It’s a challenge, but worth it.

By NASA/Apollo 17 crew; taken by either Harrison Schmitt or Ron Evans [Public domain], via Wikimedia Commons

Challenge yourself and your family and friends to use less single-use plastic.

Zero-waste challenges like Zero Waste Life, Apps like MyLittlePlasticFootprint.org, and Social Media groups like PlasticWasteInOceans or PlasticFreeSupport are an informative and fun way to get people involved and motivated.

You can investigate the issue of plastic pollution further with this interactive worksheet all about plastics, pollution and solutions, available to download here.

Here is an infographic from boomerangalliance.org.au – all about plastic pollution around Australia:

Let’s all start taking action today. Here’s to a plastic-free world!

Questions? Comments? Leave a reply below this post. ūüôā


Unique novels with environmental themes by Kathryn Rose NeweyKathryn Rose Newey is an author of unique novels with environmental themes, for young adults, teens and children.

Her books include: The Zoo Animals’ Faraway Dream, Animals in the Forest: The Day Terrible Things Came, and Ilnoblet Elmer and the Alien Water Thieves.

They are available on Amazon and major bookstore websites worldwide.


Sources:

https://www.waterdocs.ca/water-talk/2017/12/19/8-single-use-plastic-items-you-can-quit-right-now

https://www.des.nh.gov/organization/divisions/water/wmb/coastal/trash/documents/marine_debris.pdf

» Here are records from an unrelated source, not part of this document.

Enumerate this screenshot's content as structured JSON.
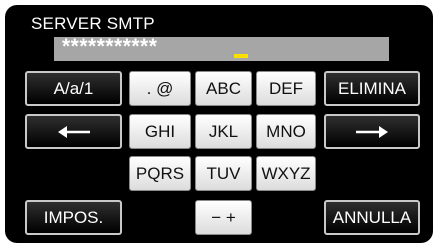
{
  "title": "SERVER SMTP",
  "field": {
    "value": "***********"
  },
  "keys": {
    "case": "A/a/1",
    "symbols": ". @",
    "abc": "ABC",
    "def": "DEF",
    "delete": "ELIMINA",
    "left_icon": "arrow-left-icon",
    "ghi": "GHI",
    "jkl": "JKL",
    "mno": "MNO",
    "right_icon": "arrow-right-icon",
    "pqrs": "PQRS",
    "tuv": "TUV",
    "wxyz": "WXYZ",
    "set": "IMPOS.",
    "minus_plus": "− +",
    "cancel": "ANNULLA"
  },
  "colors": {
    "screen_bg": "#000000",
    "field_bg": "#a6a6a6",
    "cursor": "#ffe000",
    "light_key": "#f0f0f0",
    "dark_key": "#000000"
  }
}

https://www.onegreenplanet.org/environment/how-plastic-is-harming-animals-the-planet-and-us/

http://www.onegreenplanet.org/crushplastic


Photo of litter on beach by hhach of Pixabay.com.

Photo of pink drink in transparent plastic cup by Alexander Kim from Pexels.

Photo of person carrying yellow plastic bag by cocoparisienne of Pixabay.com.

Picture of different types of single-use plastics by maria_johansson of Pixabay.com.

Photo of yellow reusable cup by Michael Frattaroli on Unsplash.

Photo of Mallard duck with plastic by Ian Kirk from Broadstone, Dorset, UK (Please take your litter home!Uploaded by Foerster) [CC BY 2.0 (https://creativecommons.org/licenses/by/2.0)], via Wikimedia Commons.

Photo of litter in pond by Hagerty Ryan, USFWS of Pixnio.com.

Photo of drinks glasses with reusable straws by StockSnap of Pixabay.com.

Photo of planet Earth by NASA/Apollo 17 crew; taken by either Harrison Schmitt or Ron Evans [Public domain], via Wikimedia Commons.

Infographic “Plastic Does Not Go Away” from¬†https://d3n8a8pro7vhmx.cloudfront.net/boomerangalliance/pages/231/attachments/original/1464851954/MicroPlastic-Infographic-Final-2016.jpg?1464851954.


 

WonderWorksheets – Great Learning & Teaching Resources ~ Ecology and English Reading, Writing and Speaking Projects

Animals in the Forest: The Day Terrible Things Came has been written to be much, much more than just a story.

It’s purposely geared towards learning and doing – especially around environmental issues.

Not only are there information, guidance and websites included at the back of the book, to feed and nurture curiosity, but there are also separate WonderWorksheets (essentially these are worksheets, but with added value) to take it all further.

WonderWorksheets include reading comprehension-style questions based on extracts from the story, with space for children to write their answers and notes, as well as research and discussion ideas, website links, fiction and non-fiction writing activities, and SPaG (spelling, punctuation and grammar) quizzes.

For each chapter of the story, there are four A4 pages of¬†WonderWorksheets, giving you and your children ample exploration and literacy activities once you’ve read the book, or as you read each chapter.

Perfect for teachers, parents, homeschoolers, clubs, private tutors….


To download your free samples of WonderWorksheets, or to find out how to get all the WonderWorksheets for free (worth £5.99), click here.

Happy reading, writing, talking, researching and questioning! ūüôā